Happy Friday! This week we’ve curated a selection of links about going global. Whether your company is a start-up or an established enterprise heavyweight (or you just want to know how to make some amazing global sandwiches), we hope you enjoy the items below. Gobble it all up now, or save some for the weekend!
If you sell physical products abroad, you’ve already considered how to best adjust prices to meet the needs (and demands) of each local market. But what if you sell virtual products? Joey Conway, creator and owner of Android app Root Checker Pro, and Catherine Tucker, Associate Professor of Management Science at MIT Sloan, recently shared their findings from an experiment conducted over six months selling apps in six different countries. The bottom line? Don’t put prices on autopilot. Know your local markets for virtual products just as well as you do for physical products.
In his 2012 TED Talk, Robert Neuwirth, author of Stealth of Nations, shares what he learned about “System D”—or the informal economy—while living and studying in Lagos, Nigeria. Neuwirth argues that our focus on the luxury economy distracts us from the vast majority of the world’s population who work in informal economies. He also points to the power of this street market economy, how companies can leverage existing buying and selling behaviors in “System D” to reach emerging markets, and how some companies are using piracy as market research.
Although Iran has the potential to be a tremendously lucrative market for American tech companies, many companies are waiting for the U.S. to lift sanctions and—even then—many are still hesitant.
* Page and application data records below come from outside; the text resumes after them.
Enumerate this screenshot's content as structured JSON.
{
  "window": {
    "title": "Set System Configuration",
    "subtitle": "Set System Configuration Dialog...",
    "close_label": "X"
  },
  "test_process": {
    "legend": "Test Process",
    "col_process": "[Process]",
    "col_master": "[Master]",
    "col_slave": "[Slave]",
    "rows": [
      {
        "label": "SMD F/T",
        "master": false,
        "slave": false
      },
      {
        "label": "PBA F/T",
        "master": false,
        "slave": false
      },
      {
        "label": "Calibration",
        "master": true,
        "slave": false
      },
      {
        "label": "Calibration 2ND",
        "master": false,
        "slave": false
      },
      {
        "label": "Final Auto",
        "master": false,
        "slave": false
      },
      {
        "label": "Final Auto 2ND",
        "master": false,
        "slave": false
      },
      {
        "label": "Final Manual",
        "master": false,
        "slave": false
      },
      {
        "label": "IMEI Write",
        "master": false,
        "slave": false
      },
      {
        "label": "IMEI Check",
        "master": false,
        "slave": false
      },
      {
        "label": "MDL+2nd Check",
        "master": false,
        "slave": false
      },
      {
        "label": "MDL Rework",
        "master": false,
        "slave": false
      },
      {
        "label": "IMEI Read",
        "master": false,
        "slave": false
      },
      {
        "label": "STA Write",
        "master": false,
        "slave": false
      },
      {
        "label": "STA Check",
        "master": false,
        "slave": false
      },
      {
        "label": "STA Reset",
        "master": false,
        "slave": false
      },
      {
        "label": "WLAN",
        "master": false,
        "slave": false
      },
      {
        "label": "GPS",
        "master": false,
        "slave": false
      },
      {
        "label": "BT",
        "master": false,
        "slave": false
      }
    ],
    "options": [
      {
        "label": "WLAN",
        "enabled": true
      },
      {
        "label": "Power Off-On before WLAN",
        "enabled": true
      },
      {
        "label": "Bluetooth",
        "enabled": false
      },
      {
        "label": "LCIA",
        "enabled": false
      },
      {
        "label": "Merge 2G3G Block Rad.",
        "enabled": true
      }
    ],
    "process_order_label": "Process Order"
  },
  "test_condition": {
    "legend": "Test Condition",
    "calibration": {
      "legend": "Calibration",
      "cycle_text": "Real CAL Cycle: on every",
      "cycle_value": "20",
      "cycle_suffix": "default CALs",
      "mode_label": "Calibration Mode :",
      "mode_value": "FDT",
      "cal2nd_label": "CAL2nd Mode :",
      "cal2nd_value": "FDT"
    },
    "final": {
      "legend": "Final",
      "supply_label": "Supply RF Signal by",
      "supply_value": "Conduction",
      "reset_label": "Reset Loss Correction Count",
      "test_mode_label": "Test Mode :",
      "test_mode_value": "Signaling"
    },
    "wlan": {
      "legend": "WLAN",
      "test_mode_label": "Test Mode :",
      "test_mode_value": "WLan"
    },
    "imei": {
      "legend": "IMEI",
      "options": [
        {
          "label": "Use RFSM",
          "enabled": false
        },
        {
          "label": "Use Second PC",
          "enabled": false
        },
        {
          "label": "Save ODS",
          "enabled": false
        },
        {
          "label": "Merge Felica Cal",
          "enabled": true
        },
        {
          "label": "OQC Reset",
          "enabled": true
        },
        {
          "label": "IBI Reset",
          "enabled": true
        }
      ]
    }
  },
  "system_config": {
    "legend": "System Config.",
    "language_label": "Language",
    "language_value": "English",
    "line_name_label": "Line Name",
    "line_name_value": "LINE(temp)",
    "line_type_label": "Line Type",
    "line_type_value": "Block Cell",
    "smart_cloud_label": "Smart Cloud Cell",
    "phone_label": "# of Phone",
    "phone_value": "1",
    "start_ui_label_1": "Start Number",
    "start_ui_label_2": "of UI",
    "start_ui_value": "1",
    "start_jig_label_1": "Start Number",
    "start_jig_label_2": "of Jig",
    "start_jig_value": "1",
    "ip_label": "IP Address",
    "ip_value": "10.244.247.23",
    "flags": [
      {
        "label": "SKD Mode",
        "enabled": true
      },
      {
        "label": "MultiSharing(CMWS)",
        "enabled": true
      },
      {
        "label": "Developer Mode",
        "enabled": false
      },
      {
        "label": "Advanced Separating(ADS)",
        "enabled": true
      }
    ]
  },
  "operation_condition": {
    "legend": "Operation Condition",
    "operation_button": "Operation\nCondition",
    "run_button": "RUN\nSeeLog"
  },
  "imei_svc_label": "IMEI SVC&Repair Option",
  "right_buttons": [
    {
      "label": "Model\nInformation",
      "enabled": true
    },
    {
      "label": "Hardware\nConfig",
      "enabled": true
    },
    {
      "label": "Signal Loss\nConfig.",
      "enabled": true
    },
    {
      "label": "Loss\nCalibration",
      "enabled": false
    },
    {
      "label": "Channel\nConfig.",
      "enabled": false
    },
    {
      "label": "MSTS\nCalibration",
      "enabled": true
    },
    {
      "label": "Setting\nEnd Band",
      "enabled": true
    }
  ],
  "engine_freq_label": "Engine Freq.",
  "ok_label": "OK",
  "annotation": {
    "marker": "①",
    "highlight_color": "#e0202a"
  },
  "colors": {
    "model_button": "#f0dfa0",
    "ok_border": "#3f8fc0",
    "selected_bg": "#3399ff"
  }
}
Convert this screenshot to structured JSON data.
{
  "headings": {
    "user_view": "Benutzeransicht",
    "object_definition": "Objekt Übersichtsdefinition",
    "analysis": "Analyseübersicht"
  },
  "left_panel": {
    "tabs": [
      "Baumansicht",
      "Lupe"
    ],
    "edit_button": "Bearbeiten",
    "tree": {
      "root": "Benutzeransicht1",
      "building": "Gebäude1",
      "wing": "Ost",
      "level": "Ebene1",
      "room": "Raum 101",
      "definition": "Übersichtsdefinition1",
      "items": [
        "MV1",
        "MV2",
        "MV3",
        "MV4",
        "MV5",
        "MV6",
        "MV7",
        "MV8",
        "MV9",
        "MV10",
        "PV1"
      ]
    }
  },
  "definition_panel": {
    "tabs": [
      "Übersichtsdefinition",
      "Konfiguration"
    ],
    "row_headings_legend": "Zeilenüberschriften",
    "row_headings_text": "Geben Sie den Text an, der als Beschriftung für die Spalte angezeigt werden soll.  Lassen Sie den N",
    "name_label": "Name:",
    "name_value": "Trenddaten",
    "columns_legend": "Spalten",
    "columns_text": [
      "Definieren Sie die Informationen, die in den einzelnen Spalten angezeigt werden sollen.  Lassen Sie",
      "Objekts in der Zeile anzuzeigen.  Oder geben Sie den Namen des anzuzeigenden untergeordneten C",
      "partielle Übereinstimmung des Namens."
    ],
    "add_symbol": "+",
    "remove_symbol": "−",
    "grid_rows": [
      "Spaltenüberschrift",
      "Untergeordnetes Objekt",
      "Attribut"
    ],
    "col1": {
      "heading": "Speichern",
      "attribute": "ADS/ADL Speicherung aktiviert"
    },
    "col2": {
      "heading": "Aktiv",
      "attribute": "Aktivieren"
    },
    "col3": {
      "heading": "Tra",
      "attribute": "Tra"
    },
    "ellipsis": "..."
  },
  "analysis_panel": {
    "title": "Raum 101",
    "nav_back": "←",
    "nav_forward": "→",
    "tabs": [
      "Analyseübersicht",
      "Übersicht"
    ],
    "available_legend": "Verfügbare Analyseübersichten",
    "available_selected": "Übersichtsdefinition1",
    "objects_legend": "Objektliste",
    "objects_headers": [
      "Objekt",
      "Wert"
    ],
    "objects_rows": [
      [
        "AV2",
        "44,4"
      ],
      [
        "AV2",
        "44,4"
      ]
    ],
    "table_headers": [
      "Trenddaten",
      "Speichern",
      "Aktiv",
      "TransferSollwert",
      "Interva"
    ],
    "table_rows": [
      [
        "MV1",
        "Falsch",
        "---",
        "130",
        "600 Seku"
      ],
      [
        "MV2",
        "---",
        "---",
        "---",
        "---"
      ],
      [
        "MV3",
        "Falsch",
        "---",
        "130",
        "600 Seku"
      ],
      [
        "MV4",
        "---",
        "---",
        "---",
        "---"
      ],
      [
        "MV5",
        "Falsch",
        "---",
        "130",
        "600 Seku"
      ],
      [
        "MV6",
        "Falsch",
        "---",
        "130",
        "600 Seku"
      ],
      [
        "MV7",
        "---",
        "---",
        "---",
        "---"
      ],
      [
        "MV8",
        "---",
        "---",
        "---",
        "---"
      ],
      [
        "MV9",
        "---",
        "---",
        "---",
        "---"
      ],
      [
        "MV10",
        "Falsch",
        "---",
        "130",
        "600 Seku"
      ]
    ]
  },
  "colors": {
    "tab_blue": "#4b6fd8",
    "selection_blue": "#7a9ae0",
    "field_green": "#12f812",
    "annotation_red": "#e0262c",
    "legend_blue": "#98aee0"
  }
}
Getting money in and out of the country remains difficult, and yet being the first to the market may prove to be invaluable. Aside from tech, Iran also has the potential to be a promising market for energy, aviation, consumer goods, and auto industries. However, as international corporations and entrepreneurs alike are discovering in the case of Myanmar, going global in an area that has been isolated for decades presents new challenges such as market sophistication and consumer literacy.
Meanwhile, in Sri Lanka, Google’s Project Loon is slated to use balloons to bring Internet access to the country, widening yet another new market. Which apps will be most popular in Sri Lanka next year?
We’d love to hear your responses to these questions (and more) in our comments section!
P.S. If you want to learn more about the world this weekend (without even leaving your home), check out these documentaries: Life in a Day from National Geographic; Babies from Focus Features; and (for fun!) The Search for General Tso.